— Assignment —
Tally the lines of the listing that contain the word "JSON", then give the total and nothing else.

— Extracted information —
*** Begin section ***

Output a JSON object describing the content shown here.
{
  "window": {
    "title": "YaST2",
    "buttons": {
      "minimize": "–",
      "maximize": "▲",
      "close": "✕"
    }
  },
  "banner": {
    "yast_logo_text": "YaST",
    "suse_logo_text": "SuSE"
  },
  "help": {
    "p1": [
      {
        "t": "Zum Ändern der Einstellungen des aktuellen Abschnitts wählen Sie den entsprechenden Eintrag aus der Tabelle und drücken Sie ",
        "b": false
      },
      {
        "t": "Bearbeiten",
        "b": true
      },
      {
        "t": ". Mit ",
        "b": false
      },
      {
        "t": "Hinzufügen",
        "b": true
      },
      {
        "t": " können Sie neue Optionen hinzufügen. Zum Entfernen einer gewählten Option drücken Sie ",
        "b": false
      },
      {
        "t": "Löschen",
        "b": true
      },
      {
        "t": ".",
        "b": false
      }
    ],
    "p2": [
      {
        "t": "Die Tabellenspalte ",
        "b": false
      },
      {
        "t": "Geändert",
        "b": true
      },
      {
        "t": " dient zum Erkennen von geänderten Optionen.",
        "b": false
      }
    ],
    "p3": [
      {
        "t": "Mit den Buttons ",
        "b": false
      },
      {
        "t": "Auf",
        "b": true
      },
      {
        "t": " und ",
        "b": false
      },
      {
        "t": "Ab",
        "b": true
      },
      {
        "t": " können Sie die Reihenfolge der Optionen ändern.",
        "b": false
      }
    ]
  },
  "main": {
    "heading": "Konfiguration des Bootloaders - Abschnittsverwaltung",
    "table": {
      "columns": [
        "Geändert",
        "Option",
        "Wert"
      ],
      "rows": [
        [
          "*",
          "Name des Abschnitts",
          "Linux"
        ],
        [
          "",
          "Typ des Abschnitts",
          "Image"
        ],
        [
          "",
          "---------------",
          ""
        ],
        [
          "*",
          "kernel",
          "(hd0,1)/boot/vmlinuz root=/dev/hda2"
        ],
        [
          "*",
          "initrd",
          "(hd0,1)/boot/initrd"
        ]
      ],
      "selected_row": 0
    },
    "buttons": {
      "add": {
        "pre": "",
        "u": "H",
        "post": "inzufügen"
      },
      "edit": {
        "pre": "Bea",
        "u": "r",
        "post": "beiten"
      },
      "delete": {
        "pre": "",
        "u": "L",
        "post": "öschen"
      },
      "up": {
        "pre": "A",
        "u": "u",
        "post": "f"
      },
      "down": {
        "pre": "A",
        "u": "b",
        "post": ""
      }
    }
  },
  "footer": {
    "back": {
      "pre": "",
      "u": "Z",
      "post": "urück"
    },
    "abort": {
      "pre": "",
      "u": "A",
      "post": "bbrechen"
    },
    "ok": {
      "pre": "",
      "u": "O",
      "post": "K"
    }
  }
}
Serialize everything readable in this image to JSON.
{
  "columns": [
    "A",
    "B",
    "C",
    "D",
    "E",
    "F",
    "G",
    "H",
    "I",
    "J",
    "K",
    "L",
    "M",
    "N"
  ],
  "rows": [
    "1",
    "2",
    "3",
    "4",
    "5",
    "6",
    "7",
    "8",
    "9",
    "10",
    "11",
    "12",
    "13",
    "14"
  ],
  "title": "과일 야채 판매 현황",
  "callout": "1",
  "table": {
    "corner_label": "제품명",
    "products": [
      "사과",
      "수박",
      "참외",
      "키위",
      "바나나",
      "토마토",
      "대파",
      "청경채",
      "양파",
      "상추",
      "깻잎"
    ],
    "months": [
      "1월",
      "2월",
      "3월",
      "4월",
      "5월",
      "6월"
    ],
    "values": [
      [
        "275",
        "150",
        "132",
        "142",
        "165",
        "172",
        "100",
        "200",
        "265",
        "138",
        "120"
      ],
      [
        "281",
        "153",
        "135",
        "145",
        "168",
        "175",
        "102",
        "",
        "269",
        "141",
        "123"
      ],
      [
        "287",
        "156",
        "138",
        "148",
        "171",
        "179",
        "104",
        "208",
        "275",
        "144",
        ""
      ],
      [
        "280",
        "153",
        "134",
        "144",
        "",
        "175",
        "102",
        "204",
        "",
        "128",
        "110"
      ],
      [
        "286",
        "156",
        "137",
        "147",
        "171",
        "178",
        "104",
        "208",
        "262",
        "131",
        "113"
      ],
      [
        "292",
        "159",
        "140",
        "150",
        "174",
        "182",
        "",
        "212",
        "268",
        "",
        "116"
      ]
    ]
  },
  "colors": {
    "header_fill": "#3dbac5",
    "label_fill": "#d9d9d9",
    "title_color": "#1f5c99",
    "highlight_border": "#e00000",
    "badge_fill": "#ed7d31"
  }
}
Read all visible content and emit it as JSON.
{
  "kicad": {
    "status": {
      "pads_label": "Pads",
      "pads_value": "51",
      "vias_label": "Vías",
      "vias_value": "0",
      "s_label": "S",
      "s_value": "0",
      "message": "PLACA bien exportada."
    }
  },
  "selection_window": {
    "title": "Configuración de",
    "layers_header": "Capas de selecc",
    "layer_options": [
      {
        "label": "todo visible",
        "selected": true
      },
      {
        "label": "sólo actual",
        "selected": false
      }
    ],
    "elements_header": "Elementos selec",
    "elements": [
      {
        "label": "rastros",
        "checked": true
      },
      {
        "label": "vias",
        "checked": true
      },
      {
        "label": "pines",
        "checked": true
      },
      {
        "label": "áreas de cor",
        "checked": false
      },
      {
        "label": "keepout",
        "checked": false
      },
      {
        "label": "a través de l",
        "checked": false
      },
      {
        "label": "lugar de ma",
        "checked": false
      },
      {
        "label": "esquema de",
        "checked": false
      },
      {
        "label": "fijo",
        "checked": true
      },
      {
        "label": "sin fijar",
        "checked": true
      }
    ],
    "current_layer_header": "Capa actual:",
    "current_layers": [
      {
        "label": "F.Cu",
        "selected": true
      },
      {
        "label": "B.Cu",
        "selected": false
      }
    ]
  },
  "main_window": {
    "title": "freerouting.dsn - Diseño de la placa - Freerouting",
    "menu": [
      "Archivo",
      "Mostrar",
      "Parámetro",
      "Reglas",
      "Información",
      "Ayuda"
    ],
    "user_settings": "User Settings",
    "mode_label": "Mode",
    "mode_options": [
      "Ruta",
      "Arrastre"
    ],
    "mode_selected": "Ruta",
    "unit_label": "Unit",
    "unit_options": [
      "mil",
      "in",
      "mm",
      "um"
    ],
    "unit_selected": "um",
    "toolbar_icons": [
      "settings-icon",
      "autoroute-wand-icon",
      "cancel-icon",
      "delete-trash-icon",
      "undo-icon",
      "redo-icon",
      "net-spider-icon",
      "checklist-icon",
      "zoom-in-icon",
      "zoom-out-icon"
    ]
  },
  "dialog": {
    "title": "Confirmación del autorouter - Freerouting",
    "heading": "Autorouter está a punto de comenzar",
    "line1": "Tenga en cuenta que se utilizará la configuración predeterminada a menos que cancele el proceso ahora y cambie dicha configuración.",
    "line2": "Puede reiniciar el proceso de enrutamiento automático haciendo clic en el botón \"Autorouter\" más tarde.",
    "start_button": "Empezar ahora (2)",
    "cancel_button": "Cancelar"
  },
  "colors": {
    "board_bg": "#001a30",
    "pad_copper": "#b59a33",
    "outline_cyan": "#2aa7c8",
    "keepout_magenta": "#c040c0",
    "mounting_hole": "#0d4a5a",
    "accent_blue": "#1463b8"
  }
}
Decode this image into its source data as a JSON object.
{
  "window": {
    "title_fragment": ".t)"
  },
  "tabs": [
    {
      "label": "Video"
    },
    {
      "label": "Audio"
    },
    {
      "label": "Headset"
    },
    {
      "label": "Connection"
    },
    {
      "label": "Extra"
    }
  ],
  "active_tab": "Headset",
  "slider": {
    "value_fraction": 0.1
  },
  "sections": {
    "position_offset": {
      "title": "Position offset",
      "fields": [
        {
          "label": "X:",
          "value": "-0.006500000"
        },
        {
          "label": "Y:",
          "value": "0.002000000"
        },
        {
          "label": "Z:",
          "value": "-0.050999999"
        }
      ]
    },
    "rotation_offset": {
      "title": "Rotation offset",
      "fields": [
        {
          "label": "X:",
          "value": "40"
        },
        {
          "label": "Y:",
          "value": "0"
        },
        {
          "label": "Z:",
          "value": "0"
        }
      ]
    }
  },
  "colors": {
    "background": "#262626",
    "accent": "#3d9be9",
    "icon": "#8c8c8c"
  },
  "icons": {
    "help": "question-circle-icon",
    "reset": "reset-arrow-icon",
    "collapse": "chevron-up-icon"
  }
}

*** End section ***

— Finished task —
4